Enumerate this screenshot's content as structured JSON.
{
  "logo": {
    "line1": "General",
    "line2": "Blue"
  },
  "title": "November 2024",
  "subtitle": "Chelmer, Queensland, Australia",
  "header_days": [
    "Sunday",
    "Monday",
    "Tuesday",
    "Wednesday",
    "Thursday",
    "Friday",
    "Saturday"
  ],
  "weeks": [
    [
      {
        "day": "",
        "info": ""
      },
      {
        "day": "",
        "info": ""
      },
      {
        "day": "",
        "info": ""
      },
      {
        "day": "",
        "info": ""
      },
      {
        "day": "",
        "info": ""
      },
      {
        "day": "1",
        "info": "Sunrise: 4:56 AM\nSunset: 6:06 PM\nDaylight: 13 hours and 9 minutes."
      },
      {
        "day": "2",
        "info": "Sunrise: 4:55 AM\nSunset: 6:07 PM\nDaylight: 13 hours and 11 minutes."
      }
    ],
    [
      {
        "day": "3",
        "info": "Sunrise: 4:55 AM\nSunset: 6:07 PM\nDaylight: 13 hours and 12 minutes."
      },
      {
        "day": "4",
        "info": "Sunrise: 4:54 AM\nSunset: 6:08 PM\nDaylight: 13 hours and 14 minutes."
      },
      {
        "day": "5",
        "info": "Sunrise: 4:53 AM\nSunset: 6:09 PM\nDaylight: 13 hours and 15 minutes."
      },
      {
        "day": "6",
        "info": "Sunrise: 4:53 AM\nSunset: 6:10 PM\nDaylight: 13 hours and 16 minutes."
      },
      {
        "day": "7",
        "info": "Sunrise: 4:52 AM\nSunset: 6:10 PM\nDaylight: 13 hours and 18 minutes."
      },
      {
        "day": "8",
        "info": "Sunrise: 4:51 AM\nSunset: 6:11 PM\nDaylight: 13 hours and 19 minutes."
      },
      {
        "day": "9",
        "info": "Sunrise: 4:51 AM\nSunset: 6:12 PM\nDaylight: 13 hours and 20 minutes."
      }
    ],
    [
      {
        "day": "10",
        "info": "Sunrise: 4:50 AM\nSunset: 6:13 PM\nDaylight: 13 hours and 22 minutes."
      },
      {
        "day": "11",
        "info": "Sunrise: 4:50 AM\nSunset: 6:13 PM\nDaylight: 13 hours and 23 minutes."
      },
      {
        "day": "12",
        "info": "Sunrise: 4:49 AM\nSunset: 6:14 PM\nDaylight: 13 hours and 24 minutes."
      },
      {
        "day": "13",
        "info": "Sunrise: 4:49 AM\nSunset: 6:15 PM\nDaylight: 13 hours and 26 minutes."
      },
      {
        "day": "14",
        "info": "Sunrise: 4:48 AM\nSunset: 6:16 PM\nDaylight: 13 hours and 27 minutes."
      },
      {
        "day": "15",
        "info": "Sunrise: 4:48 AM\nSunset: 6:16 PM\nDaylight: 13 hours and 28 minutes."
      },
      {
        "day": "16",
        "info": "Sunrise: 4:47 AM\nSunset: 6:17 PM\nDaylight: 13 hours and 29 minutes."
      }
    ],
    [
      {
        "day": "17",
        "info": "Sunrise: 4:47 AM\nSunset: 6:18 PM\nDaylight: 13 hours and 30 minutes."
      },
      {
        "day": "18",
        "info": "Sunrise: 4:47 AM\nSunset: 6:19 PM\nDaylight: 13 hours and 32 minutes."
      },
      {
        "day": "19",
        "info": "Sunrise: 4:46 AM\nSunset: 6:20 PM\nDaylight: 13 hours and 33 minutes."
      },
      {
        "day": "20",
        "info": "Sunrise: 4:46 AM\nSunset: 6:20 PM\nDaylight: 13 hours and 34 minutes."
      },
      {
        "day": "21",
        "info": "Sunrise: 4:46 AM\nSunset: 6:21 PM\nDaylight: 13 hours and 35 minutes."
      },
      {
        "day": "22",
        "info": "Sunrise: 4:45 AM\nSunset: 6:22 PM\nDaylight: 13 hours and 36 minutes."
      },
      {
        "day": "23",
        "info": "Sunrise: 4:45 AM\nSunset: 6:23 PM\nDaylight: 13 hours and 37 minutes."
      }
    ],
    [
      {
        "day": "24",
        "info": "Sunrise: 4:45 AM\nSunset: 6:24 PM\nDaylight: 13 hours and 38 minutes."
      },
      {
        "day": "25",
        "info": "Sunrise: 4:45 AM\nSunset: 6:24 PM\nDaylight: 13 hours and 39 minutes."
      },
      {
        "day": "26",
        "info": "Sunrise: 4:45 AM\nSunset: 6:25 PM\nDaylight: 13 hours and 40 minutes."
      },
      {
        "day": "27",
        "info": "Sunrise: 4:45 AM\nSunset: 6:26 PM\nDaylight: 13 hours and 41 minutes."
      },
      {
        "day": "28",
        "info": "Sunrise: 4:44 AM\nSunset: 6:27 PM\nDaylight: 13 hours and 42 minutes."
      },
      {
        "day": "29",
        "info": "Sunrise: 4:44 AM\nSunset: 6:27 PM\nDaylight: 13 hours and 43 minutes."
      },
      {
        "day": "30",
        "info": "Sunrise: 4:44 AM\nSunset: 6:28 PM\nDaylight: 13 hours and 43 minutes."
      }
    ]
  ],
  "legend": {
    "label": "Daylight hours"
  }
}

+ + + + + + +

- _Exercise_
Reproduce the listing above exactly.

- _Exercise output_
Enumerate this screenshot's content as structured JSON.
{
  "logo": {
    "line1": "General",
    "line2": "Blue"
  },
  "title": "November 2024",
  "subtitle": "Chelmer, Queensland, Australia",
  "header_days": [
    "Sunday",
    "Monday",
    "Tuesday",
    "Wednesday",
    "Thursday",
    "Friday",
    "Saturday"
  ],
  "weeks": [
    [
      {
        "day": "",
        "info": ""
      },
      {
        "day": "",
        "info": ""
      },
      {
        "day": "",
        "info": ""
      },
      {
        "day": "",
        "info": ""
      },
      {
        "day": "",
        "info": ""
      },
      {
        "day": "1",
        "info": "Sunrise: 4:56 AM\nSunset: 6:06 PM\nDaylight: 13 hours and 9 minutes."
      },
      {
        "day": "2",
        "info": "Sunrise: 4:55 AM\nSunset: 6:07 PM\nDaylight: 13 hours and 11 minutes."
      }
    ],
    [
      {
        "day": "3",
        "info": "Sunrise: 4:55 AM\nSunset: 6:07 PM\nDaylight: 13 hours and 12 minutes."
      },
      {
        "day": "4",
        "info": "Sunrise: 4:54 AM\nSunset: 6:08 PM\nDaylight: 13 hours and 14 minutes."
      },
      {
        "day": "5",
        "info": "Sunrise: 4:53 AM\nSunset: 6:09 PM\nDaylight: 13 hours and 15 minutes."
      },
      {
        "day": "6",
        "info": "Sunrise: 4:53 AM\nSunset: 6:10 PM\nDaylight: 13 hours and 16 minutes."
      },
      {
        "day": "7",
        "info": "Sunrise: 4:52 AM\nSunset: 6:10 PM\nDaylight: 13 hours and 18 minutes."
      },
      {
        "day": "8",
        "info": "Sunrise: 4:51 AM\nSunset: 6:11 PM\nDaylight: 13 hours and 19 minutes."
      },
      {
        "day": "9",
        "info": "Sunrise: 4:51 AM\nSunset: 6:12 PM\nDaylight: 13 hours and 20 minutes."
      }
    ],
    [
      {
        "day": "10",
        "info": "Sunrise: 4:50 AM\nSunset: 6:13 PM\nDaylight: 13 hours and 22 minutes."
      },
      {
        "day": "11",
        "info": "Sunrise: 4:50 AM\nSunset: 6:13 PM\nDaylight: 13 hours and 23 minutes."
      },
      {
        "day": "12",
        "info": "Sunrise: 4:49 AM\nSunset: 6:14 PM\nDaylight: 13 hours and 24 minutes."
      },
      {
        "day": "13",
        "info": "Sunrise: 4:49 AM\nSunset: 6:15 PM\nDaylight: 13 hours and 26 minutes."
      },
      {
        "day": "14",
        "info": "Sunrise: 4:48 AM\nSunset: 6:16 PM\nDaylight: 13 hours and 27 minutes."
      },
      {
        "day": "15",
        "info": "Sunrise: 4:48 AM\nSunset: 6:16 PM\nDaylight: 13 hours and 28 minutes."
      },
      {
        "day": "16",
        "info": "Sunrise: 4:47 AM\nSunset: 6:17 PM\nDaylight: 13 hours and 29 minutes."
      }
    ],
    [
      {
        "day": "17",
        "info": "Sunrise: 4:47 AM\nSunset: 6:18 PM\nDaylight: 13 hours and 30 minutes."
      },
      {
        "day": "18",
        "info": "Sunrise: 4:47 AM\nSunset: 6:19 PM\nDaylight: 13 hours and 32 minutes."
      },
      {
        "day": "19",
        "info": "Sunrise: 4:46 AM\nSunset: 6:20 PM\nDaylight: 13 hours and 33 minutes."
      },
      {
        "day": "20",
        "info": "Sunrise: 4:46 AM\nSunset: 6:20 PM\nDaylight: 13 hours and 34 minutes."
      },
      {
        "day": "21",
        "info": "Sunrise: 4:46 AM\nSunset: 6:21 PM\nDaylight: 13 hours and 35 minutes."
      },
      {
        "day": "22",
        "info": "Sunrise: 4:45 AM\nSunset: 6:22 PM\nDaylight: 13 hours and 36 minutes."
      },
      {
        "day": "23",
        "info": "Sunrise: 4:45 AM\nSunset: 6:23 PM\nDaylight: 13 hours and 37 minutes."
      }
    ],
    [
      {
        "day": "24",
        "info": "Sunrise: 4:45 AM\nSunset: 6:24 PM\nDaylight: 13 hours and 38 minutes."
      },
      {
        "day": "25",
        "info": "Sunrise: 4:45 AM\nSunset: 6:24 PM\nDaylight: 13 hours and 39 minutes."
      },
      {
        "day": "26",
        "info": "Sunrise: 4:45 AM\nSunset: 6:25 PM\nDaylight: 13 hours and 40 minutes."
      },
      {
        "day": "27",
        "info": "Sunrise: 4:45 AM\nSunset: 6:26 PM\nDaylight: 13 hours and 41 minutes."
      },
      {
        "day": "28",
        "info": "Sunrise: 4:44 AM\nSunset: 6:27 PM\nDaylight: 13 hours and 42 minutes."
      },
      {
        "day": "29",
        "info": "Sunrise: 4:44 AM\nSunset: 6:27 PM\nDaylight: 13 hours and 43 minutes."
      },
      {
        "day": "30",
        "info": "Sunrise: 4:44 AM\nSunset: 6:28 PM\nDaylight: 13 hours and 43 minutes."
      }
    ]
  ],
  "legend": {
    "label": "Daylight hours"
  }
}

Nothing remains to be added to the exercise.